The order will usually remain in place for two years and those who breach the civil order could end up imprisoned for five years. The aim of the order is to block alleged perpetrators from contacting or approaching their accusers while a police investigation is carried out. This provides an extra layer of protection for victims whilst the investigation is ongoing. However, commenters have highlighted that there must be no delay in arresting perpetrators who breach them.
The prescriptive element of these orders will likely force stalkers to seek professional help which will aim to get to the root cause of the stalking as well as simply restricting their stalking behaviours. Jane Monckton-Smith, who specialises in researching homicide, stalking and coercive control stated that “Stalkers by their nature are obsessive and will keep going and going until they are stopped.”
Stalking has been on the rise year on year and the “digital age” has exacerbated its prevalence. The Crime Survey for England and Wales indicates that 1 in 5 women and 1 in 10 men have experienced stalking behaviour.

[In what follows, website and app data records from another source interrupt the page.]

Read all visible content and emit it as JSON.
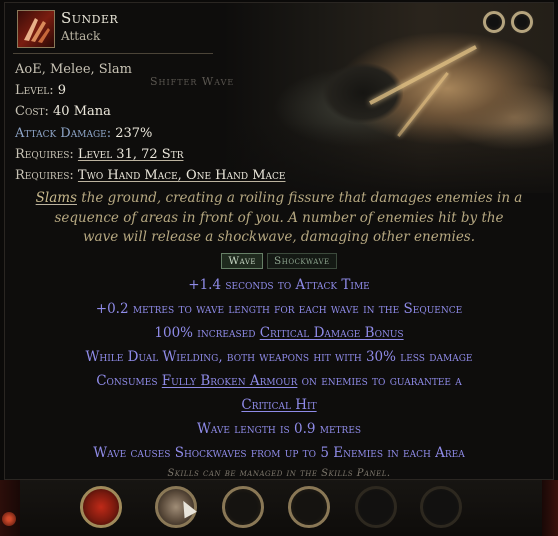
{
  "skill": {
    "name": "Sunder",
    "type": "Attack",
    "tags": "AoE, Melee, Slam",
    "icon": "sunder-skill-icon"
  },
  "art_overlay_text": "Shifter Wave",
  "stats": {
    "level_label": "Level:",
    "level_value": "9",
    "cost_label": "Cost:",
    "cost_value": "40 Mana",
    "attack_damage_label": "Attack Damage:",
    "attack_damage_value": "237%",
    "requires1_label": "Requires:",
    "requires1_value": "Level 31, 72 Str",
    "requires2_label": "Requires:",
    "requires2_value": "Two Hand Mace, One Hand Mace"
  },
  "description": {
    "part1": "Slams",
    "part2": " the ground, creating a roiling fissure that damages enemies in a sequence of areas in front of you. A number of enemies hit by the wave will release a shockwave, damaging other enemies."
  },
  "tabs": [
    {
      "label": "Wave",
      "active": true
    },
    {
      "label": "Shockwave",
      "active": false
    }
  ],
  "modifiers": {
    "m1": "+1.4 seconds to Attack Time",
    "m2": "+0.2 metres to wave length for each wave in the Sequence",
    "m3_a": "100% increased ",
    "m3_b": "Critical Damage Bonus",
    "m4": "While Dual Wielding, both weapons hit with 30% less damage",
    "m5_a": "Consumes ",
    "m5_b": "Fully Broken Armour",
    "m5_c": " on enemies to guarantee a",
    "m5_d": "Critical Hit",
    "m6": "Wave length is 0.9 metres",
    "m7": "Wave causes Shockwaves from up to 5 Enemies in each Area"
  },
  "footer": "Skills can be managed in the Skills Panel.",
  "colors": {
    "modifier_text": "#8f8be8",
    "description_text": "#b6a881",
    "label_blue": "#8fa6c9"
  }
}
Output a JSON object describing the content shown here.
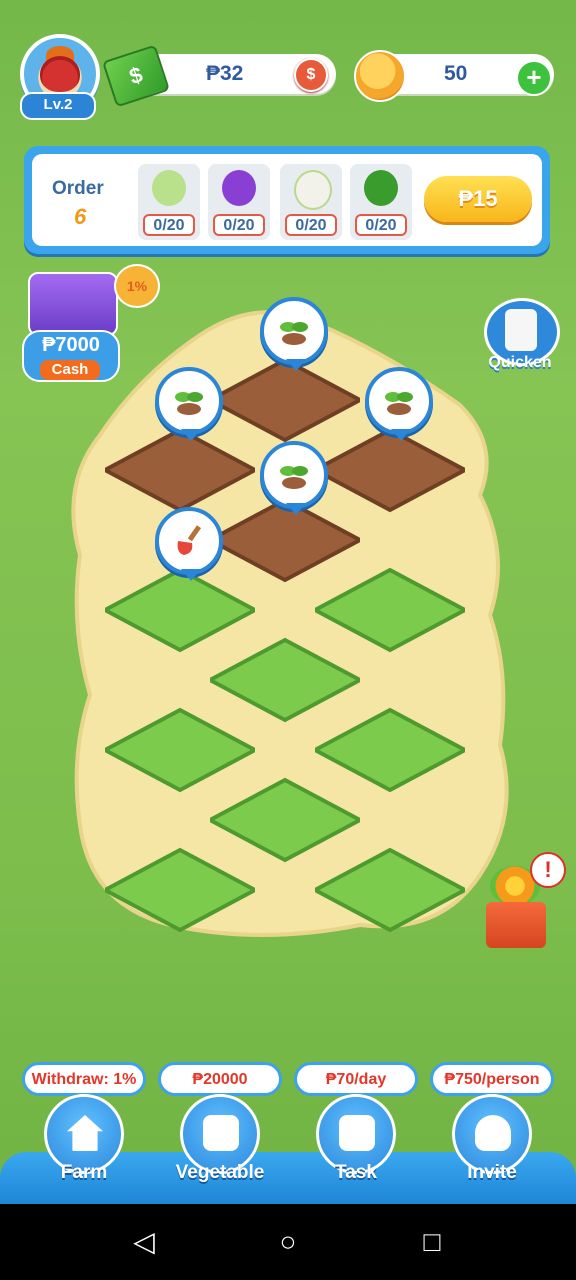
{
  "player": {
    "level": "Lv.2"
  },
  "currency": {
    "cash": "₱32",
    "coins": "50"
  },
  "order": {
    "title": "Order",
    "count": "6",
    "items": [
      {
        "icon": "cabbage-icon",
        "progress": "0/20",
        "color": "#b9e08a"
      },
      {
        "icon": "eggplant-icon",
        "progress": "0/20",
        "color": "#8a3fd4"
      },
      {
        "icon": "radish-icon",
        "progress": "0/20",
        "color": "#f2f2ea"
      },
      {
        "icon": "broccoli-icon",
        "progress": "0/20",
        "color": "#3a9c2c"
      }
    ],
    "reward": "₱15"
  },
  "side": {
    "gift_percent": "1%",
    "cash_amount": "₱7000",
    "cash_label": "Cash",
    "quicken_label": "Quicken",
    "alert": "!"
  },
  "nav": {
    "tags": [
      "Withdraw: 1%",
      "₱20000",
      "₱70/day",
      "₱750/person"
    ],
    "labels": [
      "Farm",
      "Vegetable",
      "Task",
      "Invite"
    ]
  },
  "colors": {
    "soil": "#9b5e3a",
    "grass": "#7ccb4c",
    "path": "#f5e6a6",
    "accent": "#2b86d8"
  }
}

There is much misunderstanding around the offence of stalking. Many believe it is limited to celebrities and obsessive fans or to females stalked by their ex-partner. However, “stranger stalking” is on the rise where victims are stalked by someone who is not a former intimate partner. It could be an acquaintance or somebody online and is therefore not covered by the protection available where stalking takes place within the context of domestic abuse. In this context, where a relationship has existed or still exists, there is protection for victims through non-molestation orders and occupation orders which can be made urgently. These stalking protection orders will provide greater protection for those where a relationship does not exist.
The offences of stalking were included in the Protection of Freedom Act 2012, section 2A and 4A but stalking is not specifically defined. It generally includes a pattern of persistent and repeated contact with or attempts to contact a particular victim. The issue is that establishing a pattern of persistent or repeated contact in some ways side-steps the core nature of stalking which is the fixation on the victim and the obsessive nature of the perpetrator. The misunderstanding around establishing the definitions of the offences and the evidence that may need to be gathered in order to prosecute could be lengthy. Similarly, stalking may be treated by the police as low level harassment or anti-social behaviour. The measures that can be used to combat these types of harassment or anti-social behaviour may not always be sufficient or appropriate and or may not curtail the behaviour of a perpetrator in a way that directly recognises and addresses the stalkers behaviour.
Therefore, the introduction of the Stalking Protection Orders seeks to provide thorough and appropriate protection for victims “at the earliest opportunity” and takes the onus off the victim as it is the police who will apply for the order. It remains to be seen how useful these orders prove to be but the frightening nature of stalking is at the very least, now recognised.
If you are a victim of stalking or other abusive behaviour as a result of a separation or a divorce, please contact Emily Pope. Call 01908 304560, email firstname.lastname@example.org or complete our Contact Form and we'll get back to you.